A couple of my Digital Ocean boxes have non-standard SSH ports and it's a bit of an arse to type it out every time.
Host projects HostName bencromwell.co.uk Port 424242 User bc42
So simple and yet, if you don't know it exists, you don't know to look around for it.
$ ssh-copy-id projects you will be saving keystrokes forever more.
And it works with scp's somewhat awkward uppercase P too. Which can be an arse in itself when you're copying from two different remotes with two different non-standard ports.
In addition, I have a different SSH key for use with work projects and a different set of SSH configs that I wanted to keep isolated from my personal stuff.
To get around this, I the following setup:
Place config files in a particular location, use alphabetical ordering if you need to specify some defaults at the end. (I use zzz-default.conf which towards the end contains the
Host * entry, which has to appear last.
Add the following to
alias workssh='cat /path/to/workconfig/*.conf > /tmp/workssh.conf; ssh -F /tmp/workssh.conf "[email protected]"'
"[email protected]" at the end passes on any extra flags you've passed to the command, such as
-v and so on. Handy.

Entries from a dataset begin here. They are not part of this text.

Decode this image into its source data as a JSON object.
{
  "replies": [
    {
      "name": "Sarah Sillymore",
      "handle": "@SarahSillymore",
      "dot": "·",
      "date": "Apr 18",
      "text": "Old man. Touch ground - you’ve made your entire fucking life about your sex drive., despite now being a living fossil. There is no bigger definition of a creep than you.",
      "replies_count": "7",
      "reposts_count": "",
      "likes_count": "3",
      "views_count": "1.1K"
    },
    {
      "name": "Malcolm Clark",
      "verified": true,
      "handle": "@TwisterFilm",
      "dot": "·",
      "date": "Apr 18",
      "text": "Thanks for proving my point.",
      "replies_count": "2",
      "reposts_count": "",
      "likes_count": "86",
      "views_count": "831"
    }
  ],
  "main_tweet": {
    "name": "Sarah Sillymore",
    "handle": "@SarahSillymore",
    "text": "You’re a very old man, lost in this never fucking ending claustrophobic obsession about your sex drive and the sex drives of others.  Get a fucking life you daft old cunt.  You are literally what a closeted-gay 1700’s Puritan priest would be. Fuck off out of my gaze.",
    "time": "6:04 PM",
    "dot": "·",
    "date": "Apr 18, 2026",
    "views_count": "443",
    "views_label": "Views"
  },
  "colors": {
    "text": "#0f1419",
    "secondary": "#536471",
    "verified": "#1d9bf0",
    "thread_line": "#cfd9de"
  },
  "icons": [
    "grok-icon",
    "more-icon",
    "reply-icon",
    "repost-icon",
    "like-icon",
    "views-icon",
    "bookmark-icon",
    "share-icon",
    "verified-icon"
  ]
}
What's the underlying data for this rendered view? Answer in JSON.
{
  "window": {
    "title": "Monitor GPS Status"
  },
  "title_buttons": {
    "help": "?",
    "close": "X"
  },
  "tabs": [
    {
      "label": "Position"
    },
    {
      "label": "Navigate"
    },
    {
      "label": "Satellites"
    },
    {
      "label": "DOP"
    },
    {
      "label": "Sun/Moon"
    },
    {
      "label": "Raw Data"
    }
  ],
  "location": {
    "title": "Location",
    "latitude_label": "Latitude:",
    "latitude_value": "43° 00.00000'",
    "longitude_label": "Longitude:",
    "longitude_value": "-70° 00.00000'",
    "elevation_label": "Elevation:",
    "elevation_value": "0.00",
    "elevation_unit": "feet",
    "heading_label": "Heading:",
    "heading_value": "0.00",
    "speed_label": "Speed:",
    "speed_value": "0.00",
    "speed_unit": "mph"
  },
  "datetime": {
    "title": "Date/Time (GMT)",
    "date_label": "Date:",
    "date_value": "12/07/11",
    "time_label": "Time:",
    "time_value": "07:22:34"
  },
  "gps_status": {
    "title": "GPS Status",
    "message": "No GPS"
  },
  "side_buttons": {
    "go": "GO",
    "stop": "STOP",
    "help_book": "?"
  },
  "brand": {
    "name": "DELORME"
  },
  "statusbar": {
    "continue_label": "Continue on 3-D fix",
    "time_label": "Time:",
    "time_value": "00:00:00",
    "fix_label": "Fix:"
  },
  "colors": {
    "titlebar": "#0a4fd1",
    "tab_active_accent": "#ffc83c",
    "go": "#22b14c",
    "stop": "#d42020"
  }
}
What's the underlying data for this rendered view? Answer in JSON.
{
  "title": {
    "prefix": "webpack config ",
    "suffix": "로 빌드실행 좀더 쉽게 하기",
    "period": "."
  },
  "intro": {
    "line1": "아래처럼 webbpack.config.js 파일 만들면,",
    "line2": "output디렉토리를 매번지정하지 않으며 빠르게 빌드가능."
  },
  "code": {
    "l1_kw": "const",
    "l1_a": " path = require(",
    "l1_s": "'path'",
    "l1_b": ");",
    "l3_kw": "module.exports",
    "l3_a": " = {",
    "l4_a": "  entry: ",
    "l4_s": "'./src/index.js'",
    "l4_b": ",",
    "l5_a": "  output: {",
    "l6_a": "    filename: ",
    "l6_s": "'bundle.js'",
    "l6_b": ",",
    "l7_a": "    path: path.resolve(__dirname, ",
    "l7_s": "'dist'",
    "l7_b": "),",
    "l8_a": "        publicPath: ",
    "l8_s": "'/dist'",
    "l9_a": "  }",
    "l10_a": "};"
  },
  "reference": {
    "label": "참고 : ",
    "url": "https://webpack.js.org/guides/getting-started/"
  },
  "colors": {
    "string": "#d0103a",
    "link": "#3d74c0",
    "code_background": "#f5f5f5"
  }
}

The only problem is you don't get host autocompletion on the command line.
Update: I wrote a management tool to make handling numerous SSH hosts easier: https://github.com/bencromwell/sshush